> WORK REQUEST
Look through the entries that follow and count the lines with the word "screenshot". The reply is that number alone.

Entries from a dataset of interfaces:
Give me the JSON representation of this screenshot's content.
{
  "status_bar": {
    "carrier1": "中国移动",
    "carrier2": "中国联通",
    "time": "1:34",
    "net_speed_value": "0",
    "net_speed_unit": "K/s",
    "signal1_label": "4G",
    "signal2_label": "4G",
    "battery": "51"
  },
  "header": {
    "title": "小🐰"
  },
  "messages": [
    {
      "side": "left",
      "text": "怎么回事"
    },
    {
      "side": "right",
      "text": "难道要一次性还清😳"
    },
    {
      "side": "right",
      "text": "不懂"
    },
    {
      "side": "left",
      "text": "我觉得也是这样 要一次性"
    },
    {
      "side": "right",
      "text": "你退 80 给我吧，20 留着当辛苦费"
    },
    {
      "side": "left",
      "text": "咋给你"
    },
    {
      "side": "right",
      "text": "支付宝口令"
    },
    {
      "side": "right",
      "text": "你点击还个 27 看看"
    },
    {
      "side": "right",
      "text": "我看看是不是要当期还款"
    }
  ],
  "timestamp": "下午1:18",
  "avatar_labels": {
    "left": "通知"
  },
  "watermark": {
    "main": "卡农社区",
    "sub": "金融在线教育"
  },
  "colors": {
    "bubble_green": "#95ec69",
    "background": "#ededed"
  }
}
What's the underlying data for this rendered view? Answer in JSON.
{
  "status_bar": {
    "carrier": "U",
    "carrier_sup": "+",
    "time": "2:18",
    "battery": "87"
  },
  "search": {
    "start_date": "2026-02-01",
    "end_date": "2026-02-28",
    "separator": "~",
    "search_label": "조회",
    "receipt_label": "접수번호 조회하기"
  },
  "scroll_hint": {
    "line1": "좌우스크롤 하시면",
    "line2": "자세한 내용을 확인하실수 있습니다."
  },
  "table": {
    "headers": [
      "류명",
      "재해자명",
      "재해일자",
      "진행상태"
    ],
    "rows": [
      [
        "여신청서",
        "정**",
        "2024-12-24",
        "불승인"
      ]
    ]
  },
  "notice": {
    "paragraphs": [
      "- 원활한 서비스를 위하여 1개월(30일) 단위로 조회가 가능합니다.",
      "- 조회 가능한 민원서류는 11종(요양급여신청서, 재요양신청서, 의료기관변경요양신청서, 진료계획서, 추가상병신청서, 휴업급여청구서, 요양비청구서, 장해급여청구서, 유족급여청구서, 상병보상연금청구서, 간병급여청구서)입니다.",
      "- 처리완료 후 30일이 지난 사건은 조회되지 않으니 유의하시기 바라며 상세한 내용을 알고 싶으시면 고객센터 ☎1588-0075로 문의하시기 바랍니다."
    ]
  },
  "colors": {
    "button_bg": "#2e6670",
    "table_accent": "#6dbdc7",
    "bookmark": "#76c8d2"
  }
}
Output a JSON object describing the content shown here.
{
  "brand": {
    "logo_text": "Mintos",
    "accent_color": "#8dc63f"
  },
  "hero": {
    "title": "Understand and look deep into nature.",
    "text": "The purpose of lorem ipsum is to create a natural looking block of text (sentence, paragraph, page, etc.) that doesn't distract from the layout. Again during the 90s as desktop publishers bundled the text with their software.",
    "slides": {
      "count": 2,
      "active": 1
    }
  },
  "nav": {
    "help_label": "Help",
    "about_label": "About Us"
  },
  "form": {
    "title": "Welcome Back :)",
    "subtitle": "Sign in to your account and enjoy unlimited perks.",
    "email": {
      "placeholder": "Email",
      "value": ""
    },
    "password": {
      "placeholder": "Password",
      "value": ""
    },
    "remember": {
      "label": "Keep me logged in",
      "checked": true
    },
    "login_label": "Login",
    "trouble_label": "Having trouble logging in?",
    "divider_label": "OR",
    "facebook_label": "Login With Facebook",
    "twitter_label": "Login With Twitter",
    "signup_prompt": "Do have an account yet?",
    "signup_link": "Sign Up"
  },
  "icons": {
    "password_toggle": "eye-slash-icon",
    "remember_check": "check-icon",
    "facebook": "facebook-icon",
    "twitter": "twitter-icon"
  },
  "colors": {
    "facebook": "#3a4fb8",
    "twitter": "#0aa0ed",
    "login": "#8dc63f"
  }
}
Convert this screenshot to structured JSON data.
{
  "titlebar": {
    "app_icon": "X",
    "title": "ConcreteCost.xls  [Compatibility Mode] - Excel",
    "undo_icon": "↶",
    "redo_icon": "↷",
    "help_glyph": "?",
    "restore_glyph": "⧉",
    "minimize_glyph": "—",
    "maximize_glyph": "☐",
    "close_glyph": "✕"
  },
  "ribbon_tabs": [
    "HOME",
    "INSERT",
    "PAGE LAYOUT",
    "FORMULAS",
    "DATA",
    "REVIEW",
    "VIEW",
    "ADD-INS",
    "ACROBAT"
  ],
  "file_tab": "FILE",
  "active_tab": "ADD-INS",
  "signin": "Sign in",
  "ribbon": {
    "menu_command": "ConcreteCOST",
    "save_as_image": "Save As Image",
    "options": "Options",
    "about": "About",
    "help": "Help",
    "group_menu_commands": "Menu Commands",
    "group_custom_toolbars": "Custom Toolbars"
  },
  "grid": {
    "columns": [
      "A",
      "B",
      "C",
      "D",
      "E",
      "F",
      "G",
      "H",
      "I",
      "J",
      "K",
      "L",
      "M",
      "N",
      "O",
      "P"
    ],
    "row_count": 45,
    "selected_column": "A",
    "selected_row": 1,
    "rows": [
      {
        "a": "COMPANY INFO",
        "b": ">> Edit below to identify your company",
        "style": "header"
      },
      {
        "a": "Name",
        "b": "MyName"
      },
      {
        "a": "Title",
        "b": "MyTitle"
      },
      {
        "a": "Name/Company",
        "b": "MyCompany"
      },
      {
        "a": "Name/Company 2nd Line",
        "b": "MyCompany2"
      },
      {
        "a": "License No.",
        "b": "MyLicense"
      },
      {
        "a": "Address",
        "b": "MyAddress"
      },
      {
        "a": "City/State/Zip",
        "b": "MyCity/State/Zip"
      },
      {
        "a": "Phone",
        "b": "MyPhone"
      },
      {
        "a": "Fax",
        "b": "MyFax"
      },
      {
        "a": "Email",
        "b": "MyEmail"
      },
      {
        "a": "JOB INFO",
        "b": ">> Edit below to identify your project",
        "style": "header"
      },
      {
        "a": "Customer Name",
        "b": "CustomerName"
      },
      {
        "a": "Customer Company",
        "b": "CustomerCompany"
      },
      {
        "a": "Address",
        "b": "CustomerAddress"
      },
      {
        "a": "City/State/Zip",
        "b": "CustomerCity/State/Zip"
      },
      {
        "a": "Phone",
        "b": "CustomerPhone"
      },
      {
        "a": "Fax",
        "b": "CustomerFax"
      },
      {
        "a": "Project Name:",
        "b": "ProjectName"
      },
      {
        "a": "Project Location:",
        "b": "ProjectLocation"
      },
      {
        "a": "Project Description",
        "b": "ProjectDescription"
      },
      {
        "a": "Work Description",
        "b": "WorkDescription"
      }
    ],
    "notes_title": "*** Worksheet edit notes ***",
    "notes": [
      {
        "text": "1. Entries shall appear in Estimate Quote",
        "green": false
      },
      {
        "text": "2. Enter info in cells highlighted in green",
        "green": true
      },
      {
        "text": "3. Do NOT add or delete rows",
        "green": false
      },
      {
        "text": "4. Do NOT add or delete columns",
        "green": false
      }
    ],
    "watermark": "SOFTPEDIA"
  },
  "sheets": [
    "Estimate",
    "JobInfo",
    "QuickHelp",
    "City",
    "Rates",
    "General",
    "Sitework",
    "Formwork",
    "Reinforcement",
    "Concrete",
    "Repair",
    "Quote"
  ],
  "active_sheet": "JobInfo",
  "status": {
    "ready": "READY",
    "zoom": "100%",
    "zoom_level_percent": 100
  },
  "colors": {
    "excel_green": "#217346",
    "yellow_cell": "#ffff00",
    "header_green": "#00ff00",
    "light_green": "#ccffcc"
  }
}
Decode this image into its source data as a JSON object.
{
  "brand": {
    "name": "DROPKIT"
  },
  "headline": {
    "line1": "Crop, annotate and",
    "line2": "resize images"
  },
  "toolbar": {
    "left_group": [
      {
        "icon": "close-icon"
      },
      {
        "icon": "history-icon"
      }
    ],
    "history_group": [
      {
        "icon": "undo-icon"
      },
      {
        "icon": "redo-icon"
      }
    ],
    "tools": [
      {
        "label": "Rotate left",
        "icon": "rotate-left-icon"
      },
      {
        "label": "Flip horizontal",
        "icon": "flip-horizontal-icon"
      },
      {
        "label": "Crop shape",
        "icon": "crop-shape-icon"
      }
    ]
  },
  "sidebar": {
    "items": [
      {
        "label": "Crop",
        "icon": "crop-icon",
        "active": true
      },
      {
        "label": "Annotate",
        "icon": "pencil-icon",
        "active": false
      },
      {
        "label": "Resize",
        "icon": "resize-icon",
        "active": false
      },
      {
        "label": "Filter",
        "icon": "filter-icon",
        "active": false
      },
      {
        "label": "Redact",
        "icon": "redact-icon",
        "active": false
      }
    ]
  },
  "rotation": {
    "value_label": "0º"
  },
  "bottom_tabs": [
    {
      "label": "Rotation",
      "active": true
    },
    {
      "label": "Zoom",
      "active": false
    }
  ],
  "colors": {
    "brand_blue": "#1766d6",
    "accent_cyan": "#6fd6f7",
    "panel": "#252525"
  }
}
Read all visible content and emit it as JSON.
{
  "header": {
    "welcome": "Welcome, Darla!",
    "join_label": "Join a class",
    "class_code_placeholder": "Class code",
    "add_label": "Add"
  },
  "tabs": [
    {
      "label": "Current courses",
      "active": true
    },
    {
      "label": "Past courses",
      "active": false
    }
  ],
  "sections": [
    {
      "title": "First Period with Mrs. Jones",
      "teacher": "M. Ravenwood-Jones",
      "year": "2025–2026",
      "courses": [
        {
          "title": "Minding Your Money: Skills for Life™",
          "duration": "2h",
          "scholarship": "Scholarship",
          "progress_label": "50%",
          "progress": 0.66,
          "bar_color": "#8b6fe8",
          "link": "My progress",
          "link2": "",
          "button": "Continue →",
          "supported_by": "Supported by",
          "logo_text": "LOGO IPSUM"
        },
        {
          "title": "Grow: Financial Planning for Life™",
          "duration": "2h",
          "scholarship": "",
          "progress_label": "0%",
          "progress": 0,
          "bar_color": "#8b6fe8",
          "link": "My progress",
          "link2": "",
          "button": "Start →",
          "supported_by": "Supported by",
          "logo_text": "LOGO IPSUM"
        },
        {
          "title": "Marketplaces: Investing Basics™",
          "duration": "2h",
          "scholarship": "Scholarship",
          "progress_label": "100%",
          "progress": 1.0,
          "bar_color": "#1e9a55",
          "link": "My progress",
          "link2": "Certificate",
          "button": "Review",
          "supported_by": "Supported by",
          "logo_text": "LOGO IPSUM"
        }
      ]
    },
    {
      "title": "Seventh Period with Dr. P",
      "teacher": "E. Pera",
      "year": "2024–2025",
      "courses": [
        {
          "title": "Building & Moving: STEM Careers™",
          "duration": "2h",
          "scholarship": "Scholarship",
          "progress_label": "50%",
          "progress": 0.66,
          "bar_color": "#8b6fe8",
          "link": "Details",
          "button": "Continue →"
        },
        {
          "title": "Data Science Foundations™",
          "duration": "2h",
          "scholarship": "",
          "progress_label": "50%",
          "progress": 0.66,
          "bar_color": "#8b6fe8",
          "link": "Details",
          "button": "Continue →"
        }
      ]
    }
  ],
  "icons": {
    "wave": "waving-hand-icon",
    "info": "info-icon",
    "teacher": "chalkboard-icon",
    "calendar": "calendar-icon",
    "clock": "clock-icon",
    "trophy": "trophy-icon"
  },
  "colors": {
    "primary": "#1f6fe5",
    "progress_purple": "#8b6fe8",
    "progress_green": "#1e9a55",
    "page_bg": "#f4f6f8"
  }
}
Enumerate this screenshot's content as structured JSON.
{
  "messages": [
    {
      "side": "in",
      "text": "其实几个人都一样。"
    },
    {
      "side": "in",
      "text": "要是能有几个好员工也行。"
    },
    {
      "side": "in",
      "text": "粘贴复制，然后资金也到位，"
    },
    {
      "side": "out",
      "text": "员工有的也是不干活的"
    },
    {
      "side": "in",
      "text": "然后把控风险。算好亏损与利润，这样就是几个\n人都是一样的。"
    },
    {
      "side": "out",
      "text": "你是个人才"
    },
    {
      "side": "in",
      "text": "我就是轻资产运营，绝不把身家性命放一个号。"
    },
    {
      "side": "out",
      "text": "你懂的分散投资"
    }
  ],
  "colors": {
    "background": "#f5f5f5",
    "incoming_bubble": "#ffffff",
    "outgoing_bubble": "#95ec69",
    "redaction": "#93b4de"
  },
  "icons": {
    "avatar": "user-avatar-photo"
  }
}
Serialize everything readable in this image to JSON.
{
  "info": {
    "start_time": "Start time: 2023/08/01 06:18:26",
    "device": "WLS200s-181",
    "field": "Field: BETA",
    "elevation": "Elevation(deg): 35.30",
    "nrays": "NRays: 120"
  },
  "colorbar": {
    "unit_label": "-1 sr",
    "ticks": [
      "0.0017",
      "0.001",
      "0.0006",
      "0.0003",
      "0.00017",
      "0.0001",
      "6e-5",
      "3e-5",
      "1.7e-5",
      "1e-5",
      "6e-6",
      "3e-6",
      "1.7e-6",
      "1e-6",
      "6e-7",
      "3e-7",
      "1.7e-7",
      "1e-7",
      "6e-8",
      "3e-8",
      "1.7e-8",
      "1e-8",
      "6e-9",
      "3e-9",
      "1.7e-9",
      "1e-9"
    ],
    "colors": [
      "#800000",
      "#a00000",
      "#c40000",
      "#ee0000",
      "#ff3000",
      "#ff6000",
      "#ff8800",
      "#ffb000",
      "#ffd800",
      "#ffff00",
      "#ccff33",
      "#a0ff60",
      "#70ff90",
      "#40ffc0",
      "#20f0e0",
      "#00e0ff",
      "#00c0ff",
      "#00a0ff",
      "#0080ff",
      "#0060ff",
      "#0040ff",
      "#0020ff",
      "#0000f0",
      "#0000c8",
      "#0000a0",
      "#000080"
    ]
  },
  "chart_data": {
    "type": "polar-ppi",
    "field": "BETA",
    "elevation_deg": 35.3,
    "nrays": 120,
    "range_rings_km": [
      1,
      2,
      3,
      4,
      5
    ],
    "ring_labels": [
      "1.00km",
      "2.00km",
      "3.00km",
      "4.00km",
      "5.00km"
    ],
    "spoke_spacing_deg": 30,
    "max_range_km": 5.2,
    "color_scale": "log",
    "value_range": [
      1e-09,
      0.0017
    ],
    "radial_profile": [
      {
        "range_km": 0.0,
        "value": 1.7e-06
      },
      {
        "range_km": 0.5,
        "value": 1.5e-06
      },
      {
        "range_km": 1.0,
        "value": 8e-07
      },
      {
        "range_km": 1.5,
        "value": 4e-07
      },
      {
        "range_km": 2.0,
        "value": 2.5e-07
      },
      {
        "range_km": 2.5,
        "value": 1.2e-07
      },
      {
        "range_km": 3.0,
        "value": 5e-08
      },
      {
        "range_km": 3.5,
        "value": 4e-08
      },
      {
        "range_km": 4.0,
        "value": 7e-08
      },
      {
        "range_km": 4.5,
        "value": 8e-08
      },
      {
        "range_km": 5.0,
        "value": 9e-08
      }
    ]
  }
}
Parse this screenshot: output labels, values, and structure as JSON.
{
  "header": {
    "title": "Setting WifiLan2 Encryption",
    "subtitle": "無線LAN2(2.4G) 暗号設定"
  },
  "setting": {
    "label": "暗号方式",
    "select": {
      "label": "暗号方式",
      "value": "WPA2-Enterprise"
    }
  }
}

> EXERCISE ANSWER
4